Every now and then, I manage to pause The X-Files, leave the house and make a friend. Why? Because I’m low on Vitamin D, sunshine loves company and sometimes so do I. But I hit a dilemma in every ice-breaking chat: I have to decide, in a flash, whether to mention my double-boyfriend status.
It’s inevitable. New friends ask each other about work, passions, partners, cats (mostly cats). When I answer, do I mention only one partner (erasing the other)? Do I merge them, transformer-style, into one very talented mega-boyfriend? I could be up front – but honesty comes with complications.
I’m used to being quizzed about relationships and sexuality.

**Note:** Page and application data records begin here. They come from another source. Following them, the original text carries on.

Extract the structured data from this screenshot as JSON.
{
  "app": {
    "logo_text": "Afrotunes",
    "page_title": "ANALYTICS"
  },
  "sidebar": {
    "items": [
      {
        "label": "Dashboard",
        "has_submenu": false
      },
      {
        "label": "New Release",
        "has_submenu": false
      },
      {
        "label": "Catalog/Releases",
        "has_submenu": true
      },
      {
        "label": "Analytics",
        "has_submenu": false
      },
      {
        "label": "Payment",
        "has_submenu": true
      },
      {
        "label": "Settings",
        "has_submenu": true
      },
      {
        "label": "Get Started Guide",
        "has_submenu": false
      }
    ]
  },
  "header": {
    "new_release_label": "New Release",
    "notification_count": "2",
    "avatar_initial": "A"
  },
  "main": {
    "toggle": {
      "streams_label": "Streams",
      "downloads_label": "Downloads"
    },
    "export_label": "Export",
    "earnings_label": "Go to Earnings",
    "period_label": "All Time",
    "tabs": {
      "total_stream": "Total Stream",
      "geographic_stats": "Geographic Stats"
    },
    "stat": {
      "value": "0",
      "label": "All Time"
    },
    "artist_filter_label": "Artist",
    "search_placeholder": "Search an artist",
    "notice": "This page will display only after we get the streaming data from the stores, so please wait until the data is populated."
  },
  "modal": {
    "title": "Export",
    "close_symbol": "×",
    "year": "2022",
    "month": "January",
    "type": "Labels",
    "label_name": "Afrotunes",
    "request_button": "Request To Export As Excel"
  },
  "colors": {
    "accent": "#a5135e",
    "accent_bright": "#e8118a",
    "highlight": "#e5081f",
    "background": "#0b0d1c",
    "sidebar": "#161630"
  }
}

For a fairly vanilla slice, I’ve dated across spectra of gender and age. I’ve had lovers live in my pocket and live overseas. I even once went out with a reverend. Mum has ceased to express surprise. Yet, of all the questions I’ve been asked, this one remains the most challenging: “How did you talk two men into this?”
The answer depends on the audience. There’s the cop-out quickie: a sly, flirty eyebrow-raise. The quip: “The harem is very comfortable.” And then there’s the real answer: My partners are two intelligent adults who gave their informed consent after a year’s worth of reading, thinking and conversation. The truth is that the only thing I’ve trained them in is how I like my morning cup of tea.
The long answer might be the one I prefer to give—I don’t want to end up listed in anyone’s phone as “Hugh Hefner"—but it’s a gateway to stickier topics: ethical nonmonogamy and consent. Critical discussion surrounding these concepts remains relatively new. Consent, on its own, has been waiting since the dinosaurs to become a hot topic; it was Jaclyn Friedman’s 2011 essay "The (Nonexistent) Terrible, Horrible, No Good, Very Bad Consequences of Enthusiastic Consent” that got the ball rolling for me.
This is an excerpt from The Lifted Brow #21: The Sex Issue. Get your copy now to read the rest of the story!